Saturday, 28 July 2007

On the Britishness of Harry Potter

I was delighted to get a chance to see the latest Harry Potter film yesterday, Harry Potter and the Order of the Phoenix. I was surprised to find myself thrilled with it. I hadn't read the book before going; it looked quite long and I have had only mixed success in trying to read earlier books in the series. I am tempted to try and read it now, though. I thought Imelda Staunton was wonderful -- laugh-out-loud wonderful. And I found that I enjoyed Daniel Radcliffe's performance much more than usual, perhaps because he was so good on View from the Boundary on his eighteenth birthday on Test Match Special the other day (still available under Harry Potter switches Quidditch for Cricket).

One of the things that really struck me about watching the film in America, though, was just how quintessentially British it seemed. It might seem odd, but it was not something I had thought about much before. I enjoyed all the shots of London, as well as the suburban life of the Dursleys, but noticed much more strongly than before how very British Hogwarts seemed to be. It's striking because Americans absolutely love Harry Potter. If anything, it seems to be bigger here than it is in the UK, and that is saying something. Viola and Emily went out on late night pilgrimage to the see the film at midnight on the day it came out, and the place was packed. A week later, they went out again, this time with Lauren, to a late night festival for the release of the latest and last book in the series, also packed. As a Brit living in America, it's quite heart-warming when you see Americans going crazy for something so very British.


Michael said...

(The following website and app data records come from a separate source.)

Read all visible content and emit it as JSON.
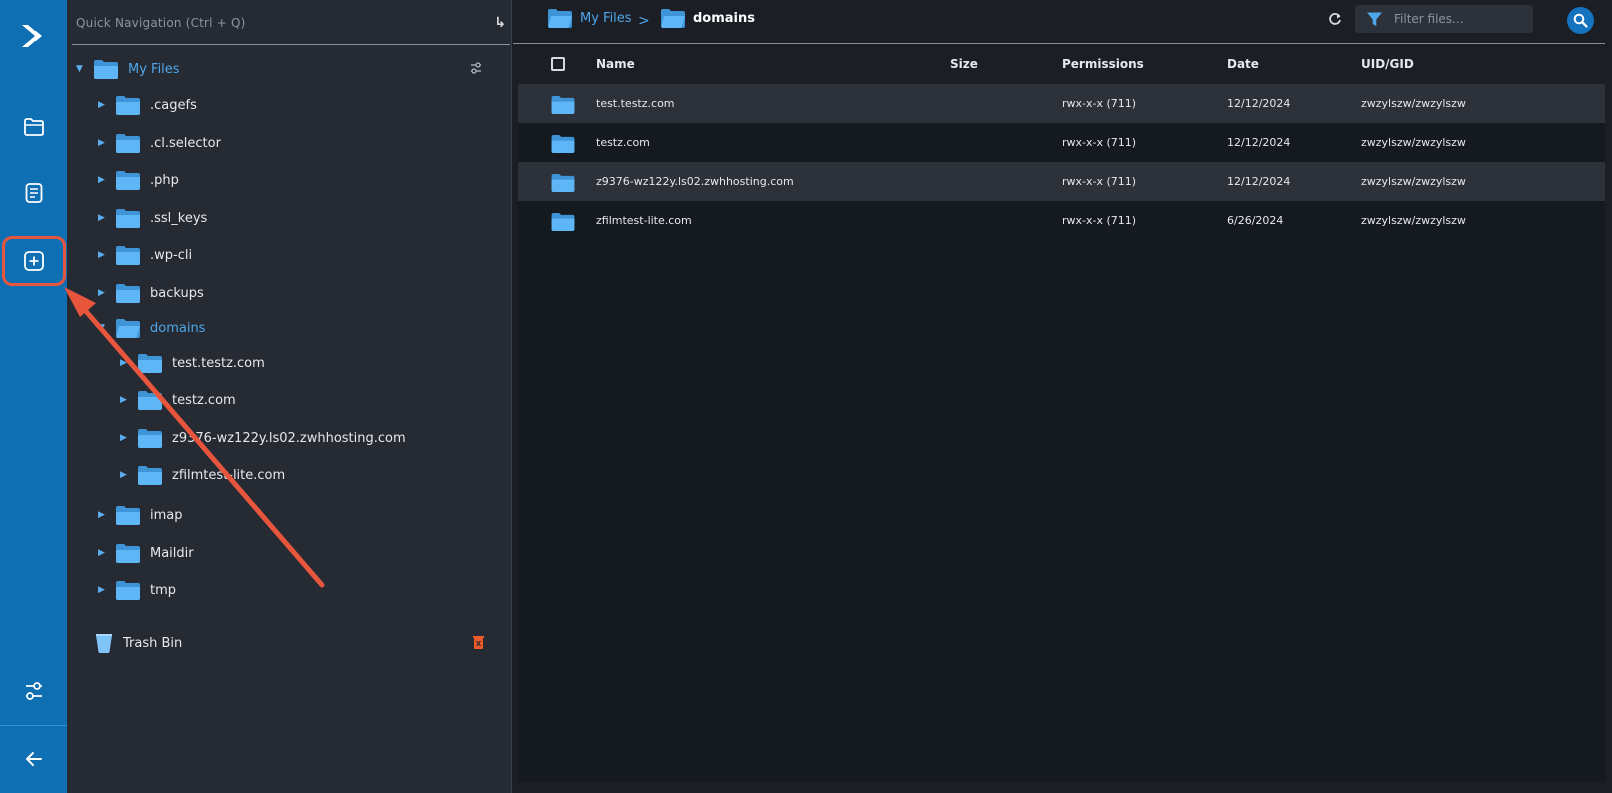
{
  "quick_nav": {
    "placeholder": "Quick Navigation (Ctrl + Q)",
    "go_glyph": "↳"
  },
  "tree": {
    "root": "My Files",
    "items": [
      {
        "label": ".cagefs"
      },
      {
        "label": ".cl.selector"
      },
      {
        "label": ".php"
      },
      {
        "label": ".ssl_keys"
      },
      {
        "label": ".wp-cli"
      },
      {
        "label": "backups"
      },
      {
        "label": "domains"
      },
      {
        "label": "test.testz.com"
      },
      {
        "label": "testz.com"
      },
      {
        "label": "z9376-wz122y.ls02.zwhhosting.com"
      },
      {
        "label": "zfilmtest-lite.com"
      },
      {
        "label": "imap"
      },
      {
        "label": "Maildir"
      },
      {
        "label": "tmp"
      }
    ],
    "trash": "Trash Bin"
  },
  "breadcrumb": {
    "root": "My Files",
    "sep": ">",
    "current": "domains"
  },
  "filter": {
    "placeholder": "Filter files..."
  },
  "table": {
    "headers": {
      "name": "Name",
      "size": "Size",
      "permissions": "Permissions",
      "date": "Date",
      "uid": "UID/GID"
    },
    "rows": [
      {
        "name": "test.testz.com",
        "size": "",
        "permissions": "rwx-x-x (711)",
        "date": "12/12/2024",
        "uid": "zwzylszw/zwzylszw"
      },
      {
        "name": "testz.com",
        "size": "",
        "permissions": "rwx-x-x (711)",
        "date": "12/12/2024",
        "uid": "zwzylszw/zwzylszw"
      },
      {
        "name": "z9376-wz122y.ls02.zwhhosting.com",
        "size": "",
        "permissions": "rwx-x-x (711)",
        "date": "12/12/2024",
        "uid": "zwzylszw/zwzylszw"
      },
      {
        "name": "zfilmtest-lite.com",
        "size": "",
        "permissions": "rwx-x-x (711)",
        "date": "6/26/2024",
        "uid": "zwzylszw/zwzylszw"
      }
    ]
  },
  "colors": {
    "rail": "#0f6fb3",
    "accent": "#4ea7ea",
    "folder": "#5fb6f6",
    "highlight": "#e8553d",
    "trash_delete": "#ef5a2b"
  },
  "icons": {
    "rail": [
      "logo-icon",
      "folder-icon",
      "document-icon",
      "add-box-icon",
      "settings-sliders-icon",
      "arrow-left-icon"
    ],
    "tree": [
      "caret-right-icon",
      "caret-down-icon",
      "folder-icon",
      "tune-icon",
      "trash-icon",
      "delete-icon"
    ],
    "toolbar": [
      "refresh-icon",
      "filter-icon",
      "search-icon"
    ]
  }
}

I was thinking the same thing when I saw the movie yesterday. Its really funny knowing that almost no one else in the audience knows what snogging means, or that the characters going for "pudding" were going for dessert, or that the kids' outfits look like British school uniforms. I'm sure there was more that I missed due to my short time there.

Anonymous said...

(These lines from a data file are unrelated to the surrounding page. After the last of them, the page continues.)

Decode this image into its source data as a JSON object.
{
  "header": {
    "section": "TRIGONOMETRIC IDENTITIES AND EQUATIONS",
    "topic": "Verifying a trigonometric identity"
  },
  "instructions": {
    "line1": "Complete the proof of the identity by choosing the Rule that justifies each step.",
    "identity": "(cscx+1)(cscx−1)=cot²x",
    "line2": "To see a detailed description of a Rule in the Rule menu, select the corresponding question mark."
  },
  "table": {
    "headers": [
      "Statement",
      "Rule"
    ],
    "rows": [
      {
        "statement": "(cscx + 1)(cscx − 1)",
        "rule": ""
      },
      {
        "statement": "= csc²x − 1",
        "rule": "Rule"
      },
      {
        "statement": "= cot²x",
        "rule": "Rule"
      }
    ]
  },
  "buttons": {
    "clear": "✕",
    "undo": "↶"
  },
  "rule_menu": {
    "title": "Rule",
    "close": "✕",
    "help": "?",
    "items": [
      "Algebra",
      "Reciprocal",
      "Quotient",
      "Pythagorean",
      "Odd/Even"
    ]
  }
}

Hogwarts under Umbrage was much more like Q's School than under the Dumbledore regime!

Anonymous said...

To Americans, Harry Potter is VERY British -- and that's part of the reason we love it. After all, where do a lot of us come from way back when? Yes, we had to kick your butt to gain our freedom and then save your butt in WWII, but we still love you!! ;-)

BTW, Lord of the Rings has a slightly similar appeal, even though it was filmed in Kiwiland. (We love the Kiwis, too. One of my closest friends in China is a Kiwi. Yes, I have to talk slowly so he can understand me and I'm reluctant to use multisyllabic words, but I still love him and his fellow Kiwis.)